I wear big knee pads that also cover my shins. This may seem like overkill, but there have been moments when I have ended up sliding down a gravelly trail on my knees. During these moments, my pads have been the best thing I ever bought. Also I ride in the French alps, where I live, where we actually ride down mountains. However, a decent pair of enduro knee pads are a great thing to have. They are much lighter than the ones I use, but don’t give you as much coverage.
Elbow pads are also a good idea. Unfortunately, if you don’t fall directly on to the pad, they can slip, as you slide along the trail. However, they do give you impact protection. They also give you a bit of confidence when the terrain gets technical.
Body armour is worn by mountain bikers for different reasons. In some cases body armour instils confidence. This allows the rider to push themselves and ride stuff they wouldn’t normally do. Some riders feel vulnerable without body armour. This can make riding unenjoyable, especially those who have a weak part of their body (maybe from an accident).
The subject of wearing mountain bike neck protection divides opinion. Some riders say that it slows them down and restricts movement too much. But, it is designed to limit the movement of the head in the event of a crash. If you are riding fairly tame trails, you won’t want to wear it. But, if your mountain biking tends to be a more challenging and dangerous, you may want to consider it. Neck braces are used mainly for downhill racing and riding that includes big jumps. So they are not really required for a pedal along the local canal.
How Dangerous is Mountain Biking?
So mountain biking is a dangerous sport, but with some common sense and the right equipment we can reduce that danger. But, at the end of the day the benefits outweigh the risks. Mountain biking is great for fitness, gets you outdoors and above all, loads of fun!

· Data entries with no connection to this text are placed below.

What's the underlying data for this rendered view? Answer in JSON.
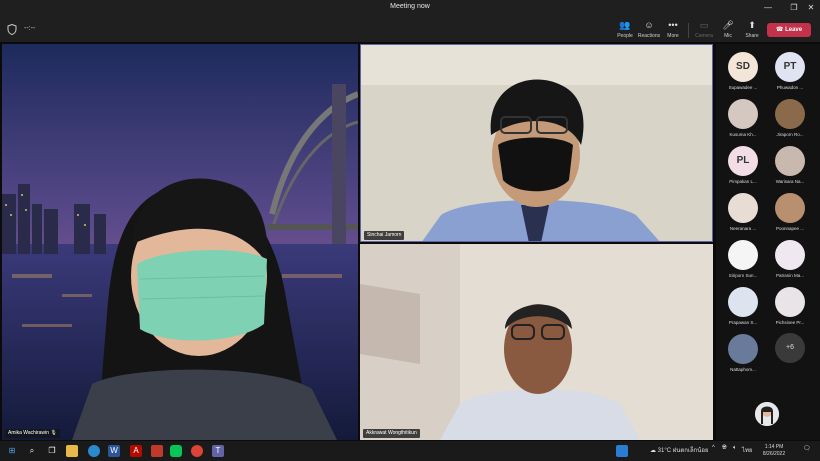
{
  "window": {
    "title": "Meeting now",
    "minimize": "—",
    "restore": "❐",
    "close": "✕"
  },
  "meeting": {
    "timer": "--:--"
  },
  "toolbar": {
    "people": {
      "label": "People",
      "icon": "people-icon"
    },
    "reactions": {
      "label": "Reactions",
      "icon": "reactions-icon"
    },
    "more": {
      "label": "More",
      "icon": "more-icon"
    },
    "camera": {
      "label": "Camera",
      "icon": "camera-off-icon"
    },
    "mic": {
      "label": "Mic",
      "icon": "mic-icon"
    },
    "share": {
      "label": "Share",
      "icon": "share-icon"
    },
    "leave": {
      "label": "Leave",
      "color": "#c4314b"
    }
  },
  "videos": [
    {
      "name": "Amika Wachirawin"
    },
    {
      "name": "Sinchai Jamorn"
    },
    {
      "name": "Akkrawat Wongthitikun"
    }
  ],
  "roster": {
    "people": [
      {
        "name": "Supawadee ...",
        "initials": "SD",
        "color": "#f3e6d8"
      },
      {
        "name": "Phuwadon ...",
        "initials": "PT",
        "color": "#dfe3f2"
      },
      {
        "name": "Kusuma Kh...",
        "initials": "",
        "color": "#d4c8c0"
      },
      {
        "name": "Jiraporn Ro...",
        "initials": "",
        "color": "#8a6a4a"
      },
      {
        "name": "Pimpakan L...",
        "initials": "PL",
        "color": "#f2dde6"
      },
      {
        "name": "Warisara Na...",
        "initials": "",
        "color": "#c9b8ae"
      },
      {
        "name": "Neeranara ...",
        "initials": "",
        "color": "#e8ddd4"
      },
      {
        "name": "Poonnapee ...",
        "initials": "",
        "color": "#b89070"
      },
      {
        "name": "Siriporn Sun...",
        "initials": "",
        "color": "#f5f5f5"
      },
      {
        "name": "Patranin Ma...",
        "initials": "",
        "color": "#f0e8f0"
      },
      {
        "name": "Prapawan S...",
        "initials": "",
        "color": "#dde4f0"
      },
      {
        "name": "Pichsinee Pr...",
        "initials": "",
        "color": "#e8e4e8"
      },
      {
        "name": "Nattaphom...",
        "initials": "",
        "color": "#6a7a9a"
      }
    ],
    "more_count": "+6"
  },
  "taskbar": {
    "weather": "31°C ฝนตกเล็กน้อย",
    "lang": "ไทย",
    "time": "1:14 PM",
    "date": "8/26/2022"
  }
}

Pleas let me know your thoughts and questions in the comments section below.